Website and app data records:

"""

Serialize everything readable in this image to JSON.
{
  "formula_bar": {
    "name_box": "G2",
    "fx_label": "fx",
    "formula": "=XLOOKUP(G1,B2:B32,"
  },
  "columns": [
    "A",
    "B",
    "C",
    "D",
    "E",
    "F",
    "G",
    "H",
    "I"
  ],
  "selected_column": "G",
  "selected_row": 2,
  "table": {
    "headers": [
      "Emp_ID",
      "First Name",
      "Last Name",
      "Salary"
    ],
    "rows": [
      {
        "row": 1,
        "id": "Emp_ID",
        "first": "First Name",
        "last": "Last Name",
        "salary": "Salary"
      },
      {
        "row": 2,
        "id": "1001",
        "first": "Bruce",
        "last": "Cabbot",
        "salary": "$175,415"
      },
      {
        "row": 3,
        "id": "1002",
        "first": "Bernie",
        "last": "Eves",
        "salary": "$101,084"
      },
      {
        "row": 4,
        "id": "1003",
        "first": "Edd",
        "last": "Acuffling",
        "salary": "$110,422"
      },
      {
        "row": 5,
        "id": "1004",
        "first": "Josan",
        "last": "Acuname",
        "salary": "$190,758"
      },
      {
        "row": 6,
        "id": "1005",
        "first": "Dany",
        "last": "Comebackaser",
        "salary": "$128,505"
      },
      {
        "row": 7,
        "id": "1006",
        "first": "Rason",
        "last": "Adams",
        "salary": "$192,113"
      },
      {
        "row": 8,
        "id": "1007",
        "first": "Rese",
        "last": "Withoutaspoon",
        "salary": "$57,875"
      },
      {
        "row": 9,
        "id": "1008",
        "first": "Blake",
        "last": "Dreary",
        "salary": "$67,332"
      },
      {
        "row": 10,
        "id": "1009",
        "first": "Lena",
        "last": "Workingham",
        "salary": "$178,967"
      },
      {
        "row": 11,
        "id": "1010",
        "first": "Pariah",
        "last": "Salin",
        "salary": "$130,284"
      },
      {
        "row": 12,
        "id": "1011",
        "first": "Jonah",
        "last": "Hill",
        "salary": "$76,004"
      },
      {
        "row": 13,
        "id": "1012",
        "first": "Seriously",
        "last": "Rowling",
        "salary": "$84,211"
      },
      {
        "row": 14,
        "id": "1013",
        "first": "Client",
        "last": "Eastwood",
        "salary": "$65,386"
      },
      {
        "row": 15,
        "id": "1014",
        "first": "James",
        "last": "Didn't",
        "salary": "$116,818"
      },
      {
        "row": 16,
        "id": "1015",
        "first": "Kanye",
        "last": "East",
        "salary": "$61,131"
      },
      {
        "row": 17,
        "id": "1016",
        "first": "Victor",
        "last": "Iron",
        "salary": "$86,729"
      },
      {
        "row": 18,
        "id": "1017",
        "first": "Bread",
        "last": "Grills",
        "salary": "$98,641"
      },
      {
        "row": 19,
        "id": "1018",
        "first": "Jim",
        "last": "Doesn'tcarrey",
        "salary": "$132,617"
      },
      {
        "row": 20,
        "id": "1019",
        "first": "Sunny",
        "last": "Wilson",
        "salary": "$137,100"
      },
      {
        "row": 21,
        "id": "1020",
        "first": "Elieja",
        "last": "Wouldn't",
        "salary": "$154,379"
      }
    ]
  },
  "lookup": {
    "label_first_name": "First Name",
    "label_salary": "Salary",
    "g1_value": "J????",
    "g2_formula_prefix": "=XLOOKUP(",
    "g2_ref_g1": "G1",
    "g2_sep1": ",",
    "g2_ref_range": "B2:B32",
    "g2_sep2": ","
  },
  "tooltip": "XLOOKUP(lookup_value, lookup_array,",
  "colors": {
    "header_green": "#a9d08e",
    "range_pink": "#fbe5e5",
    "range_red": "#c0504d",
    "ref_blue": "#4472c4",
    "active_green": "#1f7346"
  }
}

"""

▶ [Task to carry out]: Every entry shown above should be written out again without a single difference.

▶ [Task response]:
Serialize everything readable in this image to JSON.
{
  "formula_bar": {
    "name_box": "G2",
    "fx_label": "fx",
    "formula": "=XLOOKUP(G1,B2:B32,"
  },
  "columns": [
    "A",
    "B",
    "C",
    "D",
    "E",
    "F",
    "G",
    "H",
    "I"
  ],
  "selected_column": "G",
  "selected_row": 2,
  "table": {
    "headers": [
      "Emp_ID",
      "First Name",
      "Last Name",
      "Salary"
    ],
    "rows": [
      {
        "row": 1,
        "id": "Emp_ID",
        "first": "First Name",
        "last": "Last Name",
        "salary": "Salary"
      },
      {
        "row": 2,
        "id": "1001",
        "first": "Bruce",
        "last": "Cabbot",
        "salary": "$175,415"
      },
      {
        "row": 3,
        "id": "1002",
        "first": "Bernie",
        "last": "Eves",
        "salary": "$101,084"
      },
      {
        "row": 4,
        "id": "1003",
        "first": "Edd",
        "last": "Acuffling",
        "salary": "$110,422"
      },
      {
        "row": 5,
        "id": "1004",
        "first": "Josan",
        "last": "Acuname",
        "salary": "$190,758"
      },
      {
        "row": 6,
        "id": "1005",
        "first": "Dany",
        "last": "Comebackaser",
        "salary": "$128,505"
      },
      {
        "row": 7,
        "id": "1006",
        "first": "Rason",
        "last": "Adams",
        "salary": "$192,113"
      },
      {
        "row": 8,
        "id": "1007",
        "first": "Rese",
        "last": "Withoutaspoon",
        "salary": "$57,875"
      },
      {
        "row": 9,
        "id": "1008",
        "first": "Blake",
        "last": "Dreary",
        "salary": "$67,332"
      },
      {
        "row": 10,
        "id": "1009",
        "first": "Lena",
        "last": "Workingham",
        "salary": "$178,967"
      },
      {
        "row": 11,
        "id": "1010",
        "first": "Pariah",
        "last": "Salin",
        "salary": "$130,284"
      },
      {
        "row": 12,
        "id": "1011",
        "first": "Jonah",
        "last": "Hill",
        "salary": "$76,004"
      },
      {
        "row": 13,
        "id": "1012",
        "first": "Seriously",
        "last": "Rowling",
        "salary": "$84,211"
      },
      {
        "row": 14,
        "id": "1013",
        "first": "Client",
        "last": "Eastwood",
        "salary": "$65,386"
      },
      {
        "row": 15,
        "id": "1014",
        "first": "James",
        "last": "Didn't",
        "salary": "$116,818"
      },
      {
        "row": 16,
        "id": "1015",
        "first": "Kanye",
        "last": "East",
        "salary": "$61,131"
      },
      {
        "row": 17,
        "id": "1016",
        "first": "Victor",
        "last": "Iron",
        "salary": "$86,729"
      },
      {
        "row": 18,
        "id": "1017",
        "first": "Bread",
        "last": "Grills",
        "salary": "$98,641"
      },
      {
        "row": 19,
        "id": "1018",
        "first": "Jim",
        "last": "Doesn'tcarrey",
        "salary": "$132,617"
      },
      {
        "row": 20,
        "id": "1019",
        "first": "Sunny",
        "last": "Wilson",
        "salary": "$137,100"
      },
      {
        "row": 21,
        "id": "1020",
        "first": "Elieja",
        "last": "Wouldn't",
        "salary": "$154,379"
      }
    ]
  },
  "lookup": {
    "label_first_name": "First Name",
    "label_salary": "Salary",
    "g1_value": "J????",
    "g2_formula_prefix": "=XLOOKUP(",
    "g2_ref_g1": "G1",
    "g2_sep1": ",",
    "g2_ref_range": "B2:B32",
    "g2_sep2": ","
  },
  "tooltip": "XLOOKUP(lookup_value, lookup_array,",
  "colors": {
    "header_green": "#a9d08e",
    "range_pink": "#fbe5e5",
    "range_red": "#c0504d",
    "ref_blue": "#4472c4",
    "active_green": "#1f7346"
  }
}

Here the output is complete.